I am currently in the process of moving our logging system from file-based to database-based, and I'm trying to come up with a suitable schema to fit. I'd like my application to be logged extensively, with dozens of possible event types (and some with sub-types) that I'd like logged. Each event I log will have different data logged with it, depending on the event type.

My end goal here is to be able to present the data on a website, and perhaps run some statistics on it later easier than traditional log files would allow. For context, my application is a gameserver and mostly involve logging ingame player actions.

So far, I've thought of a couple of approaches to doing this:

  1. I could create tables for each event I want to log. This would be fine if I were only logging a few events, but I would rather not have dozens of tables - one for logging each specific thing. The advantage of this is that I don't have to worry about storing the data associated with each event - each table would have specific fields for the data I'm storing. I also imagine presenting this data would be a challenge - probably involving JOINs across many tables.
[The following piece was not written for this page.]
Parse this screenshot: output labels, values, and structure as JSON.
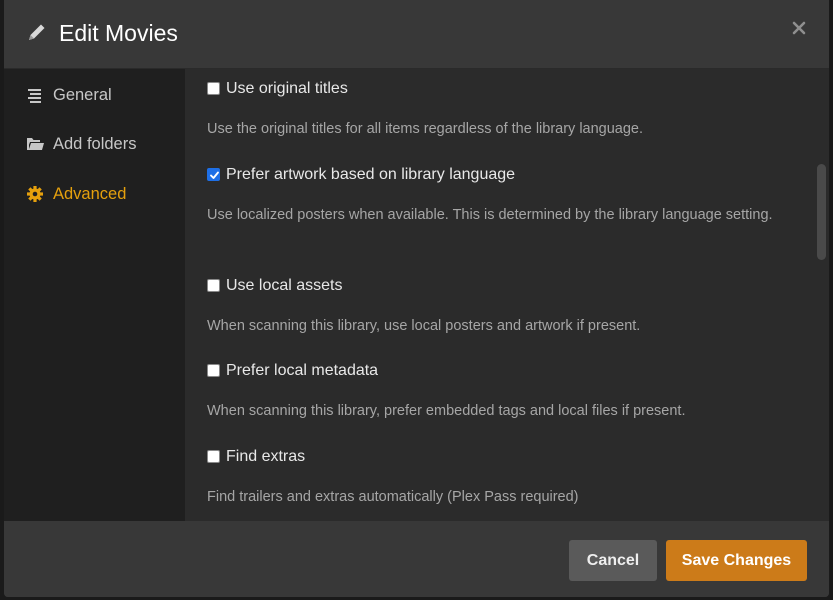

  2. A reference table of event_types and event_subtypes, and a generic, single logs table for storing the actual log data. My concern here is: how do I store the data associated with each event? This data is different depending on what event is being logged. I thought of storing this data as JSON inside a generic 'data' field, but that would severely limit my ability to query the data later, so I'm out of ideas. Another option is the EAV model which is new to me, but I hear a lot of criticism of it so I'm wary.

A couple of examples of events I'll be logging, to further illustrate the context here:

  • A player sends a chat message. I'd like to store the player's account ID and the message text.
  • An admin uses an admin action on the player. I'd like to store the admin action type, the player's account ID, the admin's account ID, and the reason.

My question is: what would be the best approach here given my requirements? I'm leaning towards the second option, but would value any input regarding alternative approaches or something I haven't considered.

2 Answers 2


I've thought of a way to do it which isn't ideal but it should work.

Rather than naming the fields in relation to what they store (in terms of the log data) you could simply name them LOG_ARGUEMENT_1, LOG_ARGUEMENT_2, LOG_ARGUEMENT_N ... And have a permanent field for ACCOUNT_ID which is a foreign key to an ACCOUNT table containing information about each user (such as if their an admin or not and when they last completed and action) Also have an EVENT / EVENT_SUB_TYPE table as you suggested linked to the main LOG table. Finally you could also have a field with the full log on a separate table linked to the log table for error checking.


I would recommend one of two approaches. I agree the "have a table for every event type" might get annoying over time.

  1. Come up with a generic event table where most of your events can have conformed messaging. Keep the idea of event and event types and create a few more generic fields like severity and user_id that are widely relevant. For things that you can't make generic, have a few grab-bag columns you can stuff things into.
  2. The JSON idea isn't as bad as it once was as many RDBMSs (e.g. SQL Server, Postgres) have pretty good support for dynamic parsing of JSON. If you record the type of event you're logging with a type ID, you could later run a SELECT query that parses the JSON up into normal columns for all rows matching that type.

Your Answer

By clicking “Post Your Answer”, you agree to our terms of service and acknowledge you have read our privacy policy.

Not the answer you're looking for? Browse other questions tagged or ask your own question.